Data Start Marker

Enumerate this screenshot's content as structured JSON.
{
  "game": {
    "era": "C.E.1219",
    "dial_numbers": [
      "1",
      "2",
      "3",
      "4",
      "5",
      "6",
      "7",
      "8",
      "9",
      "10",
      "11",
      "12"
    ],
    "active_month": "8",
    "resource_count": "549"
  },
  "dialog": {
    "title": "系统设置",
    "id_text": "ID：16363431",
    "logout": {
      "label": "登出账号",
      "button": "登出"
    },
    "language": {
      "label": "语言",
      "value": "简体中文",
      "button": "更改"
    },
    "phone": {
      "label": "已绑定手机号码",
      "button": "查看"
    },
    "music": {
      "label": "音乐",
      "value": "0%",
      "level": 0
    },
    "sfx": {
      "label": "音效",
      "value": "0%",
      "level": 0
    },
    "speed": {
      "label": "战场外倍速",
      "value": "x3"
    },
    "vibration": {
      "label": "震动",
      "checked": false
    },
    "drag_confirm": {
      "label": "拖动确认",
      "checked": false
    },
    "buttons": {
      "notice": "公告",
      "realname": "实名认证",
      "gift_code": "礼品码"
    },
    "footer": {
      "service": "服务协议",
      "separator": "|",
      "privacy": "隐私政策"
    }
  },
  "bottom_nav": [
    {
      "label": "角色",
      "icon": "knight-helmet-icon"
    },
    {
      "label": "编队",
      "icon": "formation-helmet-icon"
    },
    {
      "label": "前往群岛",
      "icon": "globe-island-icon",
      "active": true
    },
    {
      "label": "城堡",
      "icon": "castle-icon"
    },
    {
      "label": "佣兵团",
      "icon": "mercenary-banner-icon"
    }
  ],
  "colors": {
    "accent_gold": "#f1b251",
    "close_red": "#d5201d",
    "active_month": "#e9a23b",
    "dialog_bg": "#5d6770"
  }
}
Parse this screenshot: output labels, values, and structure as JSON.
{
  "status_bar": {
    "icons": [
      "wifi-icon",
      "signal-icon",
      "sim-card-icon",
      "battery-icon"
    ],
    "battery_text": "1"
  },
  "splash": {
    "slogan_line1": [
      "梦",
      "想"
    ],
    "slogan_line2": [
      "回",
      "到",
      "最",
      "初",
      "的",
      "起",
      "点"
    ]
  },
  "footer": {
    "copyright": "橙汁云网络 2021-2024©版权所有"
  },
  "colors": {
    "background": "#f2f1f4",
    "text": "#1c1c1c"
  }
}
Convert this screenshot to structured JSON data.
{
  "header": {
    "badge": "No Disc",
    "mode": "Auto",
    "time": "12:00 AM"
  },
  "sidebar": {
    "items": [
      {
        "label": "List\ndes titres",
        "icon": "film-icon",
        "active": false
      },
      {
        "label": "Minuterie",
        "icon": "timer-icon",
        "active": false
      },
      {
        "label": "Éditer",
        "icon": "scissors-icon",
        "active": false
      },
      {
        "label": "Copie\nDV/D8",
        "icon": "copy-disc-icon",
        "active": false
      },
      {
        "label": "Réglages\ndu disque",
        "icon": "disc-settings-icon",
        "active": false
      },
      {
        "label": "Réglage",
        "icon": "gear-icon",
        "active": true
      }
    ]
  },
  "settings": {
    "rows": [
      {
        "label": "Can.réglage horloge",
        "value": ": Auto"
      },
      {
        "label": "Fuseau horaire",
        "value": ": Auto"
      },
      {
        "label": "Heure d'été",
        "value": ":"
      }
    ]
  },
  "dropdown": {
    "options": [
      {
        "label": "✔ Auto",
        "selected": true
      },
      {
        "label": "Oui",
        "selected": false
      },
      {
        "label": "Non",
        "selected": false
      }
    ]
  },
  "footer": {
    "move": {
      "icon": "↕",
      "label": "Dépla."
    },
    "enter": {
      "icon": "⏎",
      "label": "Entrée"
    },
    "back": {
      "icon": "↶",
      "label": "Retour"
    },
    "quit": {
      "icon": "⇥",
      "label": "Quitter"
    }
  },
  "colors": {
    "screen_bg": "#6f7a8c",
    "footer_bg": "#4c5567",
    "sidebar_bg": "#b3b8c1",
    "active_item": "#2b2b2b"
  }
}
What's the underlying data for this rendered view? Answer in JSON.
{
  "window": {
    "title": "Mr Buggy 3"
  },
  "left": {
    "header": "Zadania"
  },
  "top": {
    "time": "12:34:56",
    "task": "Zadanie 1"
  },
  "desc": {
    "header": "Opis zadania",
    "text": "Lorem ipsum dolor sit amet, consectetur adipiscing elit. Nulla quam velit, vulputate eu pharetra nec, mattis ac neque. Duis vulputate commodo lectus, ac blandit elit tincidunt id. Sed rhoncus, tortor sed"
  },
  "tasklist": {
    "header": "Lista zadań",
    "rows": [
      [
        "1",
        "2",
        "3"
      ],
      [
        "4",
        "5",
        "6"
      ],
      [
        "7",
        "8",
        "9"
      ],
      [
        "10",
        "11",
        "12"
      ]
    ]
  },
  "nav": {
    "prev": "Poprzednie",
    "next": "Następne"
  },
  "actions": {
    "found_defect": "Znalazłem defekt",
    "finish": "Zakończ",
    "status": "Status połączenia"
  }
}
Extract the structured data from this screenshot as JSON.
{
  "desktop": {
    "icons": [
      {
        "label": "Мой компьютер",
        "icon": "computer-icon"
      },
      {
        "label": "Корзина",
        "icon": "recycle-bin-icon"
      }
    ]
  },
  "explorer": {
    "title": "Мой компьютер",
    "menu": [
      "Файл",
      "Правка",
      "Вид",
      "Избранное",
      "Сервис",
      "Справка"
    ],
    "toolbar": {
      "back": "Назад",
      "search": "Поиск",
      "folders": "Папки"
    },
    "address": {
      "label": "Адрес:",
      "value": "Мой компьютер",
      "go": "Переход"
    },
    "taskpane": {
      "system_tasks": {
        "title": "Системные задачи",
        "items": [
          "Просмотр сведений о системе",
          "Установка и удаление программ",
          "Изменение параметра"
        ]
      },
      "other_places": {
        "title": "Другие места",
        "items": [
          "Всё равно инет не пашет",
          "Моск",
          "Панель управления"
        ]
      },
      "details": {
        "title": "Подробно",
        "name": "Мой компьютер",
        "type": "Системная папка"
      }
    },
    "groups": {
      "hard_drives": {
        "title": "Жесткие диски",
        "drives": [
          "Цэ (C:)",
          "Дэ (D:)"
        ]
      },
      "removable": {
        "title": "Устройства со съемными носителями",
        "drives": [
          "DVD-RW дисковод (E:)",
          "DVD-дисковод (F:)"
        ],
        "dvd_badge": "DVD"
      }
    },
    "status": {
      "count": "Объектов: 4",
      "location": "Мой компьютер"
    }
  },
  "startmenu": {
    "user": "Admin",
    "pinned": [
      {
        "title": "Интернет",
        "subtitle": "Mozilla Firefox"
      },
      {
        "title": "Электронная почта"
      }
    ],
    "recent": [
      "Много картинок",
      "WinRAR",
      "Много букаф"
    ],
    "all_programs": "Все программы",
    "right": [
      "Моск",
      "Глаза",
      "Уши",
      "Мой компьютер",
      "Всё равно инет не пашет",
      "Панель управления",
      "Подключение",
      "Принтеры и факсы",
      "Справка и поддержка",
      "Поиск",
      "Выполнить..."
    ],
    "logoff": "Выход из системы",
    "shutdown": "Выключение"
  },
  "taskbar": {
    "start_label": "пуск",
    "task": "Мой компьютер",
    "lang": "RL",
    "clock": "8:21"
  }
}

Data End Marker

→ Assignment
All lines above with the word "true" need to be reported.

→ Written reply
      "active": true
        "active": true
        "selected": true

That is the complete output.